- [Description of the task] Looking through the material below, say how many lines contain the string "arrow" and add nothing more.

[Opening Data records section]

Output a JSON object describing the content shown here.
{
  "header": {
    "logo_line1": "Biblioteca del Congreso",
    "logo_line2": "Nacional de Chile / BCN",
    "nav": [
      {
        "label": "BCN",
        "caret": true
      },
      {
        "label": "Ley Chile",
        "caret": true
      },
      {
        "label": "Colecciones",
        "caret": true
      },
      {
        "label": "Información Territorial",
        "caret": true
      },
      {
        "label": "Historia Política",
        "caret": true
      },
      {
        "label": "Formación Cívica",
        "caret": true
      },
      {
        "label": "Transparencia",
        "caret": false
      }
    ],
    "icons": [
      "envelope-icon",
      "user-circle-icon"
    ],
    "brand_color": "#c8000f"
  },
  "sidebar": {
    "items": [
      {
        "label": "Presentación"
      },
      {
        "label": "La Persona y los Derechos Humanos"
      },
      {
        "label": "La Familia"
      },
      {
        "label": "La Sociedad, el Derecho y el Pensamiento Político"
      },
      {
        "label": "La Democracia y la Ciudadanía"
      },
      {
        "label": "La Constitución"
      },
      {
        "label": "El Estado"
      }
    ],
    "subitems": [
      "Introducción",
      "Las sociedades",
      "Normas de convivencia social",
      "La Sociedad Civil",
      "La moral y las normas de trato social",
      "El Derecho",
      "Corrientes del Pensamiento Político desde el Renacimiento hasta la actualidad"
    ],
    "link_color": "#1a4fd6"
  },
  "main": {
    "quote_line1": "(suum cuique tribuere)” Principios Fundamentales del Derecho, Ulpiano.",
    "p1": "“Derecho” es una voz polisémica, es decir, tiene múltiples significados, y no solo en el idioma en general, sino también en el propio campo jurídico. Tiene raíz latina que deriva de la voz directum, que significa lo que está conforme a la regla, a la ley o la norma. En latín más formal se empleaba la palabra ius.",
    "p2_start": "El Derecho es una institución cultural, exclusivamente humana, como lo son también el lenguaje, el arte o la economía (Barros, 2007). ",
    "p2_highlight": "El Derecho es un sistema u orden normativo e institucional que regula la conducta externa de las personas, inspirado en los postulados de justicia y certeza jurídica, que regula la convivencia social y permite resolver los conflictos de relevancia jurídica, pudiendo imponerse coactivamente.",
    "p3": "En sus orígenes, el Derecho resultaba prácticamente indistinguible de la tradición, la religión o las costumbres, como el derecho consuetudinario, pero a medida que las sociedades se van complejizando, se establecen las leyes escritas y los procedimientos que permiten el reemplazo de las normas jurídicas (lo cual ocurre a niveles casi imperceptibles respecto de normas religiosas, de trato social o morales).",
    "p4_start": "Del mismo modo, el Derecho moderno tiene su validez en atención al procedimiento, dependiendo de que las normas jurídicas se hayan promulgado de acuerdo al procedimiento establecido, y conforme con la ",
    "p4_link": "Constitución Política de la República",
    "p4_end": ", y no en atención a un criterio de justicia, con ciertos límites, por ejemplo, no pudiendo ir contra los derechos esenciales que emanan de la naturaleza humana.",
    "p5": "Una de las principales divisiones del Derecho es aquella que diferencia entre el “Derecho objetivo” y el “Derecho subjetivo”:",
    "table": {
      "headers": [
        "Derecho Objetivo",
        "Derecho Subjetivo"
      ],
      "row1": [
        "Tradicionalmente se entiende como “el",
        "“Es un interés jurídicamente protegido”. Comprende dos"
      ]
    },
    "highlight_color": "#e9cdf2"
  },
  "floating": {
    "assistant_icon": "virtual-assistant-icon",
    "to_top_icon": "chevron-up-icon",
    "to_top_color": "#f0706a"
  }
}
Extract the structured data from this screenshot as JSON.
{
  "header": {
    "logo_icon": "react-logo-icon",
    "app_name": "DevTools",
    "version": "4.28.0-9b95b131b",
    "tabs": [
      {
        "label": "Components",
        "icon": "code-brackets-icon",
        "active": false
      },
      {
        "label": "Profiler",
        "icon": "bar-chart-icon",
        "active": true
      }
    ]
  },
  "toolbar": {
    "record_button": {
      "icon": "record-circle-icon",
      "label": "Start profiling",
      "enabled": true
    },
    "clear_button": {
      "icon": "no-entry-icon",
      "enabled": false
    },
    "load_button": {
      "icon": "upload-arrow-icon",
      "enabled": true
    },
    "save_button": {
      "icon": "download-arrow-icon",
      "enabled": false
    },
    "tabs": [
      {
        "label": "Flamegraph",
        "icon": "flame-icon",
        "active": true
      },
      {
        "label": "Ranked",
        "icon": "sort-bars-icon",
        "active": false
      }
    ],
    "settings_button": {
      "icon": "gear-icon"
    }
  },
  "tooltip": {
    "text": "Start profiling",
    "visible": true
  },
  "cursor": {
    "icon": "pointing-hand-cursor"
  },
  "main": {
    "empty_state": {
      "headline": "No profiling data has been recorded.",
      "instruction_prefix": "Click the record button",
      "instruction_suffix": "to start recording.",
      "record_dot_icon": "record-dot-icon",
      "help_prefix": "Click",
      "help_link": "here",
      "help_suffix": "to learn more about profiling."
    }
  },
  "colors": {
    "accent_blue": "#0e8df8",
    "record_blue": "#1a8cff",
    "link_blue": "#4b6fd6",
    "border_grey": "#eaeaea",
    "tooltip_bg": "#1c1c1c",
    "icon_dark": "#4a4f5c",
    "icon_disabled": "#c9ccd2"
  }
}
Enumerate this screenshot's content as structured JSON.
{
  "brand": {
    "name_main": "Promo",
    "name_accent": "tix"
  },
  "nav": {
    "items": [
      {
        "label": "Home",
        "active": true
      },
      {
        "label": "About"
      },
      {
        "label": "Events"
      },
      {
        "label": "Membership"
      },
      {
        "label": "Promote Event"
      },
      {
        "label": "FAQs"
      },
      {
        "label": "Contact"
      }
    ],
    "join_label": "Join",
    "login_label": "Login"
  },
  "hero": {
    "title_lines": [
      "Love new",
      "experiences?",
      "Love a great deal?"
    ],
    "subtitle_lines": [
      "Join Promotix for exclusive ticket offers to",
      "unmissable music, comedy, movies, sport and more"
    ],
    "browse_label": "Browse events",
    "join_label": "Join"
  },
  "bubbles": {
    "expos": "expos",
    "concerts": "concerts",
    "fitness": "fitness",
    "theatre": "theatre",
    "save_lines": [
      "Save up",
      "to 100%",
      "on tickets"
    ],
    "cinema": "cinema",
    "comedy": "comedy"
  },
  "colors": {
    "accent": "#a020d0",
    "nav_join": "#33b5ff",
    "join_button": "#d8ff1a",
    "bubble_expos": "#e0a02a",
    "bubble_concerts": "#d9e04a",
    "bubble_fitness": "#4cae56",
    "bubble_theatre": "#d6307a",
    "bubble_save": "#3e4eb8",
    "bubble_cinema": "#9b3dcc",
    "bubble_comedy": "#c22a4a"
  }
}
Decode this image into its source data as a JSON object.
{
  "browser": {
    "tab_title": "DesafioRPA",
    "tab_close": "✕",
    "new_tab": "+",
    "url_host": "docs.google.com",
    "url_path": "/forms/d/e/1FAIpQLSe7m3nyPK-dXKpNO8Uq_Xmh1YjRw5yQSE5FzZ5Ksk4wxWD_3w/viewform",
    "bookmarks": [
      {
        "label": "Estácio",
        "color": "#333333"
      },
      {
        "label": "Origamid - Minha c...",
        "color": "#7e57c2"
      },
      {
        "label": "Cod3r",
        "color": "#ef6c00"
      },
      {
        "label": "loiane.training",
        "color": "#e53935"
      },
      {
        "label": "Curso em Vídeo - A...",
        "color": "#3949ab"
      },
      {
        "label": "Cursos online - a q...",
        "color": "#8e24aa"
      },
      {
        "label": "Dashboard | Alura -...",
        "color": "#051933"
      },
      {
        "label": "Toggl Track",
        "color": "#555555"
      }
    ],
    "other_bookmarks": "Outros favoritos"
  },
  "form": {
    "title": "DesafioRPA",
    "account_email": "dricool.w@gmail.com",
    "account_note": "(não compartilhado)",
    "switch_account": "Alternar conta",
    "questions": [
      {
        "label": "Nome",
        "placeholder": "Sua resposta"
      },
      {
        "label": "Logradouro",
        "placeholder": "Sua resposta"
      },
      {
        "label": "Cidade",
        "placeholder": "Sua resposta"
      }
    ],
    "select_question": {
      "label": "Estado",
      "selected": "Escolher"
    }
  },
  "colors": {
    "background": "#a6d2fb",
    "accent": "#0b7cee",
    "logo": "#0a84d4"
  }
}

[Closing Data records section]

- [Final answer] 2